She points out that people keep talking about the health benefits of olive oil, but it is important to understand that although a healthy choice, olive oil does not go with the eating habits of Indians who eat tempered and fried food. “Olive oil can be substituted with sesame seed oil or mustard oil, rice bran oil or even groundnut oil which is easily available in Indian markets at half the price of olive oil,” she says. She further points out that our ancestors used oils extracted from wooden churners, and they were a healthy generation.
However, she cautions that it is necessary to use oil rotationally and scarcely. “Too much of anything can be dangerous,” she says. The best option to cook food is desi ghee, she suggests. “Free from adulteration, made at home with love, with a dollop of ghee everyday, sickness is going to keep away,” she says, rather lyrically.
According to Kothari, Indians have a tendency of following trends. “Just a few months back when people in the West started raving about the Golden Latte, we started taking it seriously. Golden Latte is nothing but turmeric milk which our mothers and grandmothers told us to have. But ‘haldi ka doodh’ is not cool’, we used to tell them,” she says.
Instead of following a trend blindly, make it a point to look at what’s available here, go back to your roots, because that is where one will find most of the effective remedies for sickness and ways to build immunity.
FOR THE NATION
Kothari says that eating local will not only help you stay healthy but will also work for the betterment and development of the nation.
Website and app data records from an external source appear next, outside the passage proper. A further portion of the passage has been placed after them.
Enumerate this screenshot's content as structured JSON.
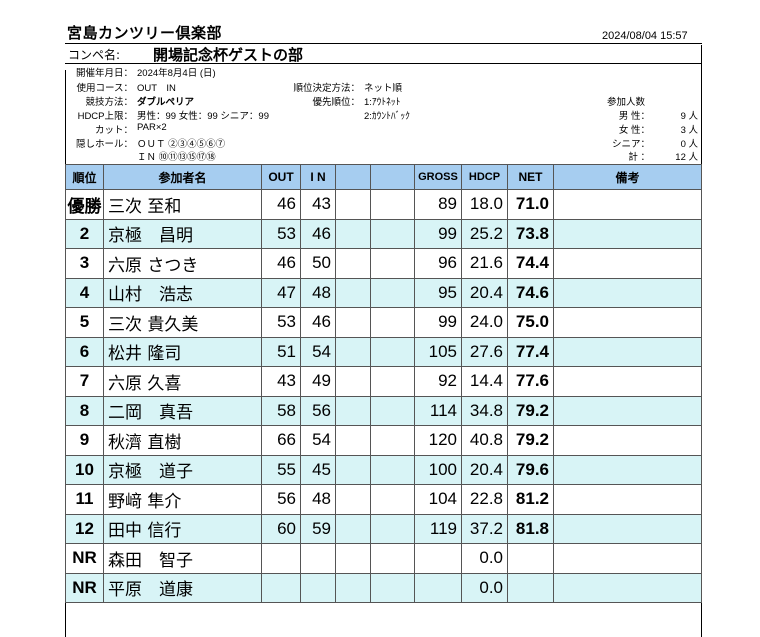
{
  "header": {
    "club": "宮島カンツリー倶楽部",
    "datetime": "2024/08/04 15:57",
    "compe_label": "コンペ名:",
    "compe_name": "開場記念杯ゲストの部"
  },
  "info": {
    "date_label": "開催年月日：",
    "date_value": "2024年8月4日 (日)",
    "course_label": "使用コース：",
    "course_value": "OUT　IN",
    "method_label": "競技方法：",
    "method_value": "ダブルペリア",
    "hdcp_label": "HDCP上限：",
    "hdcp_value": "男性：99 女性：99 シニア：99",
    "cut_label": "カット：",
    "cut_value": "PAR×2",
    "hidden_label": "隠しホール：",
    "hidden_out": "ＯＵＴ ②③④⑤⑥⑦",
    "hidden_in": "ＩＮ ⑩⑪⑬⑮⑰⑱",
    "rank_method_label": "順位決定方法：",
    "rank_method_value": "ネット順",
    "priority_label": "優先順位：",
    "priority_1": "1:ｱｳﾄﾈｯﾄ",
    "priority_2": "2:ｶｳﾝﾄﾊﾞｯｸ",
    "participants_label": "参加人数",
    "male_label": "男 性：",
    "male_value": "9 人",
    "female_label": "女 性：",
    "female_value": "3 人",
    "senior_label": "シニア：",
    "senior_value": "0 人",
    "total_label": "計 ：",
    "total_value": "12 人"
  },
  "table": {
    "headers": [
      "順位",
      "参加者名",
      "OUT",
      "I N",
      "",
      "",
      "GROSS",
      "HDCP",
      "NET",
      "備考"
    ],
    "rows": [
      {
        "rank": "優勝",
        "name": "三次 至和",
        "out": "46",
        "in": "43",
        "gross": "89",
        "hdcp": "18.0",
        "net": "71.0"
      },
      {
        "rank": "2",
        "name": "京極　昌明",
        "out": "53",
        "in": "46",
        "gross": "99",
        "hdcp": "25.2",
        "net": "73.8"
      },
      {
        "rank": "3",
        "name": "六原 さつき",
        "out": "46",
        "in": "50",
        "gross": "96",
        "hdcp": "21.6",
        "net": "74.4"
      },
      {
        "rank": "4",
        "name": "山村　浩志",
        "out": "47",
        "in": "48",
        "gross": "95",
        "hdcp": "20.4",
        "net": "74.6"
      },
      {
        "rank": "5",
        "name": "三次 貴久美",
        "out": "53",
        "in": "46",
        "gross": "99",
        "hdcp": "24.0",
        "net": "75.0"
      },
      {
        "rank": "6",
        "name": "松井 隆司",
        "out": "51",
        "in": "54",
        "gross": "105",
        "hdcp": "27.6",
        "net": "77.4"
      },
      {
        "rank": "7",
        "name": "六原 久喜",
        "out": "43",
        "in": "49",
        "gross": "92",
        "hdcp": "14.4",
        "net": "77.6"
      },
      {
        "rank": "8",
        "name": "二岡　真吾",
        "out": "58",
        "in": "56",
        "gross": "114",
        "hdcp": "34.8",
        "net": "79.2"
      },
      {
        "rank": "9",
        "name": "秋濟 直樹",
        "out": "66",
        "in": "54",
        "gross": "120",
        "hdcp": "40.8",
        "net": "79.2"
      },
      {
        "rank": "10",
        "name": "京極　道子",
        "out": "55",
        "in": "45",
        "gross": "100",
        "hdcp": "20.4",
        "net": "79.6"
      },
      {
        "rank": "11",
        "name": "野﨑 隼介",
        "out": "56",
        "in": "48",
        "gross": "104",
        "hdcp": "22.8",
        "net": "81.2"
      },
      {
        "rank": "12",
        "name": "田中 信行",
        "out": "60",
        "in": "59",
        "gross": "119",
        "hdcp": "37.2",
        "net": "81.8"
      },
      {
        "rank": "NR",
        "name": "森田　智子",
        "out": "",
        "in": "",
        "gross": "",
        "hdcp": "0.0",
        "net": ""
      },
      {
        "rank": "NR",
        "name": "平原　道康",
        "out": "",
        "in": "",
        "gross": "",
        "hdcp": "0.0",
        "net": ""
      }
    ]
  }
}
We are an agrarian country and eating local food will boost the farming community. “The best way to eat healthy is to use less oil and eat washed vegetables,” she says, adding that Indians should actually take out time to go to the local market or farmers’ markets which have gained a lot of popularity, and pick up fresh produce instead of eating something that is wrapped in a plastic and has travelled for several hours or days.
We belong to the land of many seasons, which influence our diet. “Since we have many seasons, we also have a variety of seasonal fruits, each of them having its own benefits,” says Wadhwa, explaining that it is important to consume all the possible seasonal fruits, be it mangoes, oranges, lychees, strawberries, without thinking of the sugar content in them, since fruits are nature’s gift to humans. “Each of the seasonal fruit has a nutrient which the body requires during the said season,” she adds, citing examples of fruits like watermelons, jambu which have high water content and help people cool down and maintain the hydration level of the body during summers.